How do we encourage men to use flexibility?
Our research identified that the majority of fathers remain reluctant to use flexibility, and the barriers are primarily cultural, specifically gendered, in nature. Encouraging men generally and fathers specifically to challenge these cultural barriers is necessary to break them down, but they also need support in order to do this effectively. One thing that the Scandinavian countries have shown us is that culture change is incredibly important. With a focus on increasing father’s use of parental leave for the past 40 years, Sweden in particular has seen a large increase in fathers using parental leave and flexibility after the birth of children, and this has come to be an accepted and expected norm. Importantly, the change in social norms and expectations was facilitated by the change in government policy which encouraged uptake of parental leave by fathers.
So, tangible and practical policy change will play a key role in encouraging more fathers to use flexibility and particularly parental leave in Australia. What can be said about the Dad and Partner Pay initiative is that, given the cultural value that continues to be placed on breadwinner status, and also the probability that a male partner will be, overall, earning more than his female partner, the initiative falls short of offering an adequate solution to the issue of paternity leave. Our research indicates that, if we want to encourage fathers to step away from paid work and engage more fully in fathering, policies need to convey the value associated with that role – to provide cultural support, but practical support also.

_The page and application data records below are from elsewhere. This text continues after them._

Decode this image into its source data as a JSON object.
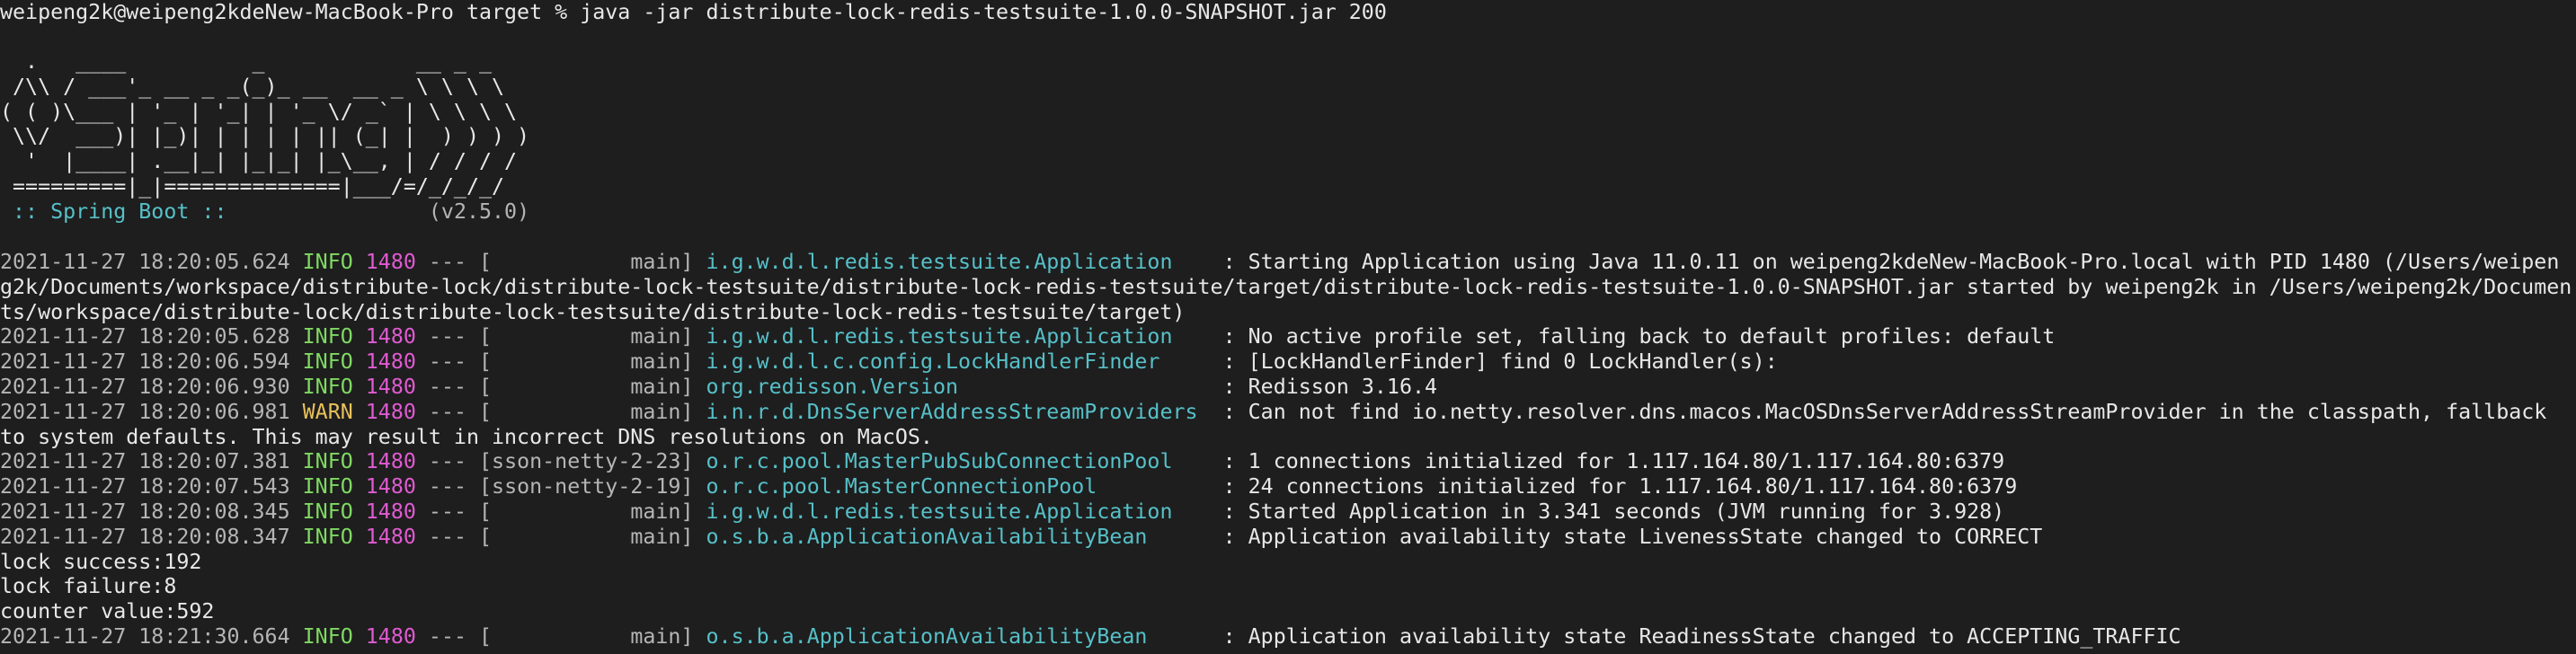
{
  "prompt": "weipeng2k@weipeng2kdeNew-MacBook-Pro target % java -jar distribute-lock-redis-testsuite-1.0.0-SNAPSHOT.jar 200",
  "banner": [
    "  .   ____          _            __ _ _",
    " /\\\\ / ___'_ __ _ _(_)_ __  __ _ \\ \\ \\ \\",
    "( ( )\\___ | '_ | '_| | '_ \\/ _` | \\ \\ \\ \\",
    " \\\\/  ___)| |_)| | | | | || (_| |  ) ) ) )",
    "  '  |____| .__|_| |_|_| |_\\__, | / / / /",
    " =========|_|==============|___/=/_/_/_/"
  ],
  "boot": {
    "label": " :: Spring Boot :: ",
    "version": "               (v2.5.0)"
  },
  "logs": [
    {
      "ts": "2021-11-27 18:20:05.624",
      "level": "INFO",
      "pid": "1480",
      "sep": "---",
      "thread": "[           main]",
      "logger": "i.g.w.d.l.redis.testsuite.Application   ",
      "msg": ": Starting Application using Java 11.0.11 on weipeng2kdeNew-MacBook-Pro.local with PID 1480 (/Users/weipen"
    },
    {
      "cont": "g2k/Documents/workspace/distribute-lock/distribute-lock-testsuite/distribute-lock-redis-testsuite/target/distribute-lock-redis-testsuite-1.0.0-SNAPSHOT.jar started by weipeng2k in /Users/weipeng2k/Documen"
    },
    {
      "cont": "ts/workspace/distribute-lock/distribute-lock-testsuite/distribute-lock-redis-testsuite/target)"
    },
    {
      "ts": "2021-11-27 18:20:05.628",
      "level": "INFO",
      "pid": "1480",
      "sep": "---",
      "thread": "[           main]",
      "logger": "i.g.w.d.l.redis.testsuite.Application   ",
      "msg": ": No active profile set, falling back to default profiles: default"
    },
    {
      "ts": "2021-11-27 18:20:06.594",
      "level": "INFO",
      "pid": "1480",
      "sep": "---",
      "thread": "[           main]",
      "logger": "i.g.w.d.l.c.config.LockHandlerFinder    ",
      "msg": ": [LockHandlerFinder] find 0 LockHandler(s):"
    },
    {
      "ts": "2021-11-27 18:20:06.930",
      "level": "INFO",
      "pid": "1480",
      "sep": "---",
      "thread": "[           main]",
      "logger": "org.redisson.Version                    ",
      "msg": ": Redisson 3.16.4"
    },
    {
      "ts": "2021-11-27 18:20:06.981",
      "level": "WARN",
      "pid": "1480",
      "sep": "---",
      "thread": "[           main]",
      "logger": "i.n.r.d.DnsServerAddressStreamProviders ",
      "msg": ": Can not find io.netty.resolver.dns.macos.MacOSDnsServerAddressStreamProvider in the classpath, fallback"
    },
    {
      "cont": "to system defaults. This may result in incorrect DNS resolutions on MacOS."
    },
    {
      "ts": "2021-11-27 18:20:07.381",
      "level": "INFO",
      "pid": "1480",
      "sep": "---",
      "thread": "[sson-netty-2-23]",
      "logger": "o.r.c.pool.MasterPubSubConnectionPool   ",
      "msg": ": 1 connections initialized for 1.117.164.80/1.117.164.80:6379"
    },
    {
      "ts": "2021-11-27 18:20:07.543",
      "level": "INFO",
      "pid": "1480",
      "sep": "---",
      "thread": "[sson-netty-2-19]",
      "logger": "o.r.c.pool.MasterConnectionPool         ",
      "msg": ": 24 connections initialized for 1.117.164.80/1.117.164.80:6379"
    },
    {
      "ts": "2021-11-27 18:20:08.345",
      "level": "INFO",
      "pid": "1480",
      "sep": "---",
      "thread": "[           main]",
      "logger": "i.g.w.d.l.redis.testsuite.Application   ",
      "msg": ": Started Application in 3.341 seconds (JVM running for 3.928)"
    },
    {
      "ts": "2021-11-27 18:20:08.347",
      "level": "INFO",
      "pid": "1480",
      "sep": "---",
      "thread": "[           main]",
      "logger": "o.s.b.a.ApplicationAvailabilityBean     ",
      "msg": ": Application availability state LivenessState changed to CORRECT"
    },
    {
      "cont": "lock success:192"
    },
    {
      "cont": "lock failure:8"
    },
    {
      "cont": "counter value:592"
    },
    {
      "ts": "2021-11-27 18:21:30.664",
      "level": "INFO",
      "pid": "1480",
      "sep": "---",
      "thread": "[           main]",
      "logger": "o.s.b.a.ApplicationAvailabilityBean     ",
      "msg": ": Application availability state ReadinessState changed to ACCEPTING_TRAFFIC"
    }
  ]
}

A wealth of evidence-based research also means that there is no denying that when fathers are provided with well-compensated and specific leave, they are very likely to take it. This is an important consideration given that research is now emerging from around the globe showing that when fathers are involved early on in an infant’s life, they are more likely to maintain that involvement as the child grows and throughout the child’s life long-term.
Policy change thus represents an important facilitator not only in encouraging fathers to take leave but also in father involvement in children’s lives in the longer term. As a country, there is a need to show fathers that their involvement is valuable and that time off from paid work for family reasons is a right not a privilege. This needs to start with more inclusive and supportive policy, and, as was the case in Sweden, it is likely that broad culture change will follow.